You don’t need to avoid all fructose. Fructose is a normal and healthy component of fruits and vegetables.
You may not even need to avoid high-dose fructose if you’re active and don’t overeat because high-dose fructose is only a problem in the context of high-calorie intake and low physical activity. That means you probably get away with some low-sugar desserts such as homemade crumble or coconut cream blended with banana and frozen berries.
If you’re not active, however, or if you have insulin resistance, you should definitely think about reducing high-dose fructose. And that means avoiding sweet drinks and desserts, even desserts made with many so-called “natural sugars.” Read: Reverse insulin resistance in 4 easy steps.
👉🏽 Tip: The only way to know if you have insulin resistance is to test the hormone insulin. Having polycystic ovaries means nothing and can actually be associated with hypothalamic amenorrhea or undereating.
I know getting off sugar can be hard. Here is the plan I use with patients.
How to overcome sugar cravings
- Eat enough protein, especially with your first meal because protein is highly satiating and will reduce cravings.
- Eat full, satisfying meals that include all three macronutrients: protein, starch, and fat. In other words, don’t attempt to restrict calories or carbs while you’re trying to get off sugar.
- Get enough sleep because sleep reduces sugar cravings.
- Supplement magnesium because it helps sleep and reduces cravings.
- If you need a sweetener while you adapt to a low-sugar diet, try the natural sweeteners stevia or xylitol.
- Pick a start date during a lower-stress time in your life.
- Go cold turkey off all desserts and dessert-type foods for four weeks.
- Know that intense cravings will subside after twenty minutes.

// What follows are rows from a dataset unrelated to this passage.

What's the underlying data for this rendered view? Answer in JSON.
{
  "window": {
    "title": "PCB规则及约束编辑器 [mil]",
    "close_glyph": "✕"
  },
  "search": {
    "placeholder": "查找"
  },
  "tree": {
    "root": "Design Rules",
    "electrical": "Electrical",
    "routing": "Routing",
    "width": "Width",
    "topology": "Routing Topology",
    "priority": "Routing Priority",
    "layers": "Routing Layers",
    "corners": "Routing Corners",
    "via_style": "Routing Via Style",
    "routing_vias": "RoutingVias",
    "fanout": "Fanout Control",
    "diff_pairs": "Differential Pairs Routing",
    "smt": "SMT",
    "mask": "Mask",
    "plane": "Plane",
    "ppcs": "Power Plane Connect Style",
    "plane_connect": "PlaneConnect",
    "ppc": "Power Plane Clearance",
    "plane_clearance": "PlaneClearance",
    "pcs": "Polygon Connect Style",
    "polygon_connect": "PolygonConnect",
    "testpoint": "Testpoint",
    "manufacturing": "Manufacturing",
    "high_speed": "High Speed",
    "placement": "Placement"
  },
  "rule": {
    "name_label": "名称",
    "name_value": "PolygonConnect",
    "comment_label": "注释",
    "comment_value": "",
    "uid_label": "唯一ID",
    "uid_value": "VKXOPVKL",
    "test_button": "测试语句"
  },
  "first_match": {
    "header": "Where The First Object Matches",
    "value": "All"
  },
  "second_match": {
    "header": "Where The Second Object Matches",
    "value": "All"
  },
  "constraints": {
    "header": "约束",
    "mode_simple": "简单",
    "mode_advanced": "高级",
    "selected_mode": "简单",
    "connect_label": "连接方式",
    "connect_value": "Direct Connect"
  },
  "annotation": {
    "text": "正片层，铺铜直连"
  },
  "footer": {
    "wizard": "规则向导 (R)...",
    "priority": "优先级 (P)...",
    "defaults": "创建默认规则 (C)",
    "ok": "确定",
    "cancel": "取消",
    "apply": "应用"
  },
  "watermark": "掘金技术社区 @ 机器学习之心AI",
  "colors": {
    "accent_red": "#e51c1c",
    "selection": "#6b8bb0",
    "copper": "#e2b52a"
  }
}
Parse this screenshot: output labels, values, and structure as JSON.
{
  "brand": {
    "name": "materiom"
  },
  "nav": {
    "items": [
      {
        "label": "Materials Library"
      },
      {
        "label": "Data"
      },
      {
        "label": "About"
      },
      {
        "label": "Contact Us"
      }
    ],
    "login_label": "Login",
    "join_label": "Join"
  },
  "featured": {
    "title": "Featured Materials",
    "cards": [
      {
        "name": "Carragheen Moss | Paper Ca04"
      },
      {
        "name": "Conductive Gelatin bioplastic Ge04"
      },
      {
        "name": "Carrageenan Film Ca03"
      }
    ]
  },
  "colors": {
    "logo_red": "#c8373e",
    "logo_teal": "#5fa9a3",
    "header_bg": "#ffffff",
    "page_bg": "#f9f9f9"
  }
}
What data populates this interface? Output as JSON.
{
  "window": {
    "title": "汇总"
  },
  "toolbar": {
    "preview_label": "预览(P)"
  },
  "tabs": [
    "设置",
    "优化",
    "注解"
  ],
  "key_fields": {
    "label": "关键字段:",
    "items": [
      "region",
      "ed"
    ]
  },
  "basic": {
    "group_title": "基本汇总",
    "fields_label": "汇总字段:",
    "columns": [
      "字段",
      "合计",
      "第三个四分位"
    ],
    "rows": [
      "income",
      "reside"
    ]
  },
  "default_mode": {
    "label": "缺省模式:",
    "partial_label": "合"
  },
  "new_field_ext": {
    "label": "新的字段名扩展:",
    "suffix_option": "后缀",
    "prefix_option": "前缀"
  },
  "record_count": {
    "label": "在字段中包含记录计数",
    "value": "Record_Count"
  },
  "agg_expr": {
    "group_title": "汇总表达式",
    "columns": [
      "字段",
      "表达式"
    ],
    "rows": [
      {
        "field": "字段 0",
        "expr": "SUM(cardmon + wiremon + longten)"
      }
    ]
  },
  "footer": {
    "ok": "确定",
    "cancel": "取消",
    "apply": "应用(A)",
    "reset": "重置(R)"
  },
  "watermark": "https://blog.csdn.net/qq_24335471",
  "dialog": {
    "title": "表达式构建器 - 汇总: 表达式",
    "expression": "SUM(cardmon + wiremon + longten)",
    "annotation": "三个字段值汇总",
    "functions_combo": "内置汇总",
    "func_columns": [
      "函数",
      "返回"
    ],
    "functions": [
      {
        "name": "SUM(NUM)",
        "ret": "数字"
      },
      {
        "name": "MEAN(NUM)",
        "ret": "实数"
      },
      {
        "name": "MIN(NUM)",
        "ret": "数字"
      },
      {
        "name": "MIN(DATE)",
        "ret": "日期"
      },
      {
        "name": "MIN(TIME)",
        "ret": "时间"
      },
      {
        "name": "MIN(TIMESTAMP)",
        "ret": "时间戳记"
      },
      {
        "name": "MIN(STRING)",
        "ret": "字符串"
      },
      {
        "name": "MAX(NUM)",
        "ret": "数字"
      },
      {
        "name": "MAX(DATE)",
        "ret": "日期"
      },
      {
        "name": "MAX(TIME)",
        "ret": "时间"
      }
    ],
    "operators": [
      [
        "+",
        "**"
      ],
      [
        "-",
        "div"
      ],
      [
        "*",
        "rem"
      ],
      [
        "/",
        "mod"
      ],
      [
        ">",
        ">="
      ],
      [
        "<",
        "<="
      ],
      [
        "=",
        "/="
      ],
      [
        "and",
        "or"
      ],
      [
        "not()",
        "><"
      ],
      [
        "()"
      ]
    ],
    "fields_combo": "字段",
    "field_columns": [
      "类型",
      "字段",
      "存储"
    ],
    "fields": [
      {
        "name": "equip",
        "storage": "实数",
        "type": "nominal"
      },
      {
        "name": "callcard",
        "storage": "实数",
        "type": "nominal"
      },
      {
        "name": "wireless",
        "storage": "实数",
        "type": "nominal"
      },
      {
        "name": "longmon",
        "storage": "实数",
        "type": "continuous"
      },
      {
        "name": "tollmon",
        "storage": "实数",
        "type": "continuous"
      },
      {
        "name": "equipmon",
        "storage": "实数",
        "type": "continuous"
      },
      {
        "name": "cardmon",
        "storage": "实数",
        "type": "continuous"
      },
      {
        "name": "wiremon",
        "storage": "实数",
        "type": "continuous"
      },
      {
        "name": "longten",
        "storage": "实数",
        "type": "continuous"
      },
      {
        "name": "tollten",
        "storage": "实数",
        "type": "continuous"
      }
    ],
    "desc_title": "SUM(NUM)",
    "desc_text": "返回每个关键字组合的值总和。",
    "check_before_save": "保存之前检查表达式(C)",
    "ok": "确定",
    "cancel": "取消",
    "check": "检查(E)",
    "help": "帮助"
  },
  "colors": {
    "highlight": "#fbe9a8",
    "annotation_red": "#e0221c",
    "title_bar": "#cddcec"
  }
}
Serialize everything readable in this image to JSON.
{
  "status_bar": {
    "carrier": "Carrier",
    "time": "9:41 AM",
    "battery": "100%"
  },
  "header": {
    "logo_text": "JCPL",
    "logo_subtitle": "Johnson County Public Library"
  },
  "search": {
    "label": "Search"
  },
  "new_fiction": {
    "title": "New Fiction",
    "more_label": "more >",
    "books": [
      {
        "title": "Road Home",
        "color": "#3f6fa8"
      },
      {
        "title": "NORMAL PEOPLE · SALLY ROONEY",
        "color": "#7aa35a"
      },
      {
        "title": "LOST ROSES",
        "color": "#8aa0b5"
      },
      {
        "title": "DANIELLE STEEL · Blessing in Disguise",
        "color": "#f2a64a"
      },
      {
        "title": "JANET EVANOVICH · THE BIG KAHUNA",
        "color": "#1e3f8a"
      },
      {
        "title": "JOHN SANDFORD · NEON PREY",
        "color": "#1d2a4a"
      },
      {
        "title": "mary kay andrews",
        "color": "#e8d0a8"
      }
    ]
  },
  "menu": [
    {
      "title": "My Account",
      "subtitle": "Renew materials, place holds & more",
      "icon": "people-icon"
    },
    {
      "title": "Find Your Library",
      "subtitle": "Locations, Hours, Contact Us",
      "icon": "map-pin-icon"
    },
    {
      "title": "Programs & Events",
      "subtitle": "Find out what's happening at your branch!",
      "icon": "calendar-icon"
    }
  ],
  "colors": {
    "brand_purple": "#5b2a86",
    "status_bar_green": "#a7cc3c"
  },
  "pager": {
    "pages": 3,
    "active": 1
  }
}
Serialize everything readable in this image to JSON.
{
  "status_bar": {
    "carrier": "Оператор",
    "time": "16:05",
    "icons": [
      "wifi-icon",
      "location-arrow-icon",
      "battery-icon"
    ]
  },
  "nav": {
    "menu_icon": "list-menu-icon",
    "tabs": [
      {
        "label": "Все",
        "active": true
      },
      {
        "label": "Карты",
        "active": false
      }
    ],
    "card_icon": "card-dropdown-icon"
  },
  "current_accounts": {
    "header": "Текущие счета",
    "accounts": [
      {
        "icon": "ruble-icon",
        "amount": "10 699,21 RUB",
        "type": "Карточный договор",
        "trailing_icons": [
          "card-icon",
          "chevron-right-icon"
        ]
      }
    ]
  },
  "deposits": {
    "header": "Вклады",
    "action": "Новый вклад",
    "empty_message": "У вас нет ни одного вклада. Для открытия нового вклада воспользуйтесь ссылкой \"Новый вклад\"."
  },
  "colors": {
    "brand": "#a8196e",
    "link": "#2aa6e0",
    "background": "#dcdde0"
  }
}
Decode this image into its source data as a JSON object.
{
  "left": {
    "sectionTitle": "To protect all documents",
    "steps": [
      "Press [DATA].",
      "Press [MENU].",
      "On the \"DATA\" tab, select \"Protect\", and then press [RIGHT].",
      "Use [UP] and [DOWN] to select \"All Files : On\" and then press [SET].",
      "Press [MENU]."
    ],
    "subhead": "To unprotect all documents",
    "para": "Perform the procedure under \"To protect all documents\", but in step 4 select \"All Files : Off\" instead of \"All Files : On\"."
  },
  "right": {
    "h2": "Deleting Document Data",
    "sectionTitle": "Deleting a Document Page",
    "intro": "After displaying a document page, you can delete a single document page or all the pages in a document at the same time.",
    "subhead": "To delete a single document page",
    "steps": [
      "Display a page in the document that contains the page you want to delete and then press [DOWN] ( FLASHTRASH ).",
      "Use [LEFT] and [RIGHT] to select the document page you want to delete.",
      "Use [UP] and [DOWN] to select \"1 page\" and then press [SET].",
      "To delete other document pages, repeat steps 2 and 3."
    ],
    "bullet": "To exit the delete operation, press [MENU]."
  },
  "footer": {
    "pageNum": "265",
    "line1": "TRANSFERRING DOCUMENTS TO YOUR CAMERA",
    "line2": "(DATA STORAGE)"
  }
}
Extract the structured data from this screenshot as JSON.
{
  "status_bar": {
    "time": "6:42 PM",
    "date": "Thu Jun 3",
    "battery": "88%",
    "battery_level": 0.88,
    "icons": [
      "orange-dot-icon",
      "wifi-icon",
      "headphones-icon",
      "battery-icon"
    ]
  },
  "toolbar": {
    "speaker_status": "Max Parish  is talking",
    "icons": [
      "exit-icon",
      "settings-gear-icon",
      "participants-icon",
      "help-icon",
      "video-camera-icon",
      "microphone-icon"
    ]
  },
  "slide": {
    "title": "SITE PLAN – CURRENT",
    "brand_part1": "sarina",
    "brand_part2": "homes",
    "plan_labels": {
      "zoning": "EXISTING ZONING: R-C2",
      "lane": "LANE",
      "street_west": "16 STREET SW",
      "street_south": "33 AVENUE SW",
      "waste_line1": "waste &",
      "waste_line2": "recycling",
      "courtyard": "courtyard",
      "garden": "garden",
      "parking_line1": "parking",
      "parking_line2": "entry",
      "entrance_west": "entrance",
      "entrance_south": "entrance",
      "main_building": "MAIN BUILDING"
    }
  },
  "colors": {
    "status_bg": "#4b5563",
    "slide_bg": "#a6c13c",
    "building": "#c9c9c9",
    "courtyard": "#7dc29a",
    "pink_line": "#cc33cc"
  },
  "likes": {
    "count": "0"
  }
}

- Know that all cravings will subside after seven days.
- Know that by reversing insulin resistance you will help to prevent cravings from coming back.
- Know that you’re okay. You’re not a bad person just because you crave sugar or binge on sugar.
If you find that giving up sugar is really, really hard and that you continuously relapse, consider that you may have a true sugar addiction and reach out for help.
Ask me in the comments.